Haynie D T (2001). Biological Thermodynamics. Cambridge, Cambridge University Press.
Job G and Herrmann F (2006). Chemical Potential–a quantity in search of recognition, Eur. J. Phys. 27, 353-371.
Kandel E R, Schwartz J H, Jessel Th M, Editors (2012). Principles of Neural Science. Fourth edition, New York, McGraw-Hill.
Kittel Ch (2005). Introduction to Solid State Physics. Eighth edition, New Jersey, John Wiley & Sons.
Lambert N, Chen YN, Li CM, Chen GY, Nori F (2013). Quantum Biology. Nature Physics 9, 10-18, doi: 10.138/nphys2474.
Levi P (2015). Molecular Quantum Robotics: Particle and Wave Solutions, illustrated by “Leg-over-Leg” Walking along Microtubules. Frontiers in Neurorobotics, May 2015, Vol. 9, 1-16. doi: 10.3389/fnbot.2015.00002.
Levi P (2016). A Quantum Field Based Approach to Describe the Global Molecular Dynamics of Neurotransmitter Cycles. European Journal of Biophysics, Vol. 4, No. 4, 22-41. doi: 10.11648/j.ejb.20160404.11.
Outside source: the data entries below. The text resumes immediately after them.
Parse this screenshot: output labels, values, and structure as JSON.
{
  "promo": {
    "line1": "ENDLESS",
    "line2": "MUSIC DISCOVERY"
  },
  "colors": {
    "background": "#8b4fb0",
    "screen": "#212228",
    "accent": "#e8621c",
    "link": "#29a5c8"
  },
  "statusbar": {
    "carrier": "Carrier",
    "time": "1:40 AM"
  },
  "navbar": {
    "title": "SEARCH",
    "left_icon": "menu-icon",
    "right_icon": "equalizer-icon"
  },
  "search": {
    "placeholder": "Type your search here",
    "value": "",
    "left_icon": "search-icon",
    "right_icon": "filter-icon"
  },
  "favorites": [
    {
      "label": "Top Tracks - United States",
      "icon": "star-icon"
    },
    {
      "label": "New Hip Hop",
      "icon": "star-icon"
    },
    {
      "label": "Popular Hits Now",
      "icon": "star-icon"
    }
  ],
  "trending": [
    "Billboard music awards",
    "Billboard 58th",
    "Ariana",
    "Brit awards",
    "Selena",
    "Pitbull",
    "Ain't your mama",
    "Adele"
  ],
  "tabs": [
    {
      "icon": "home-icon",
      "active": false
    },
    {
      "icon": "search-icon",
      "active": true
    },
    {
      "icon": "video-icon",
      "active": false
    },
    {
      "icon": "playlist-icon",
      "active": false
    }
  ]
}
Lodish H, Berk A, Zipursky S L, Matsudaira P, Baltimore D, Darnell J. Molecular Cell Biology (2000). Fourth edition, New York, Freeman and Company.
Lurié D (1968). Particles and Fields. New York, John Wiley & Sons.
Weinberg S (2005). The Quantum Theory of Fields, Vol. I, II, III. Cambridge, Cambridge University Press.
Weinberg S (2013). Lectures on Quantum Mechanics. Cambridge, Cambridge University Press.
Wiggins S (1990). Introduction to Applied Nonlinear Dynamical Systems and Chaos. Heidelberg, Springer-Verlag.
Zaslavsky G M (2007). The Physics of Chaos in Hamiltonian Systems. Second edition, London, Imperial College Press.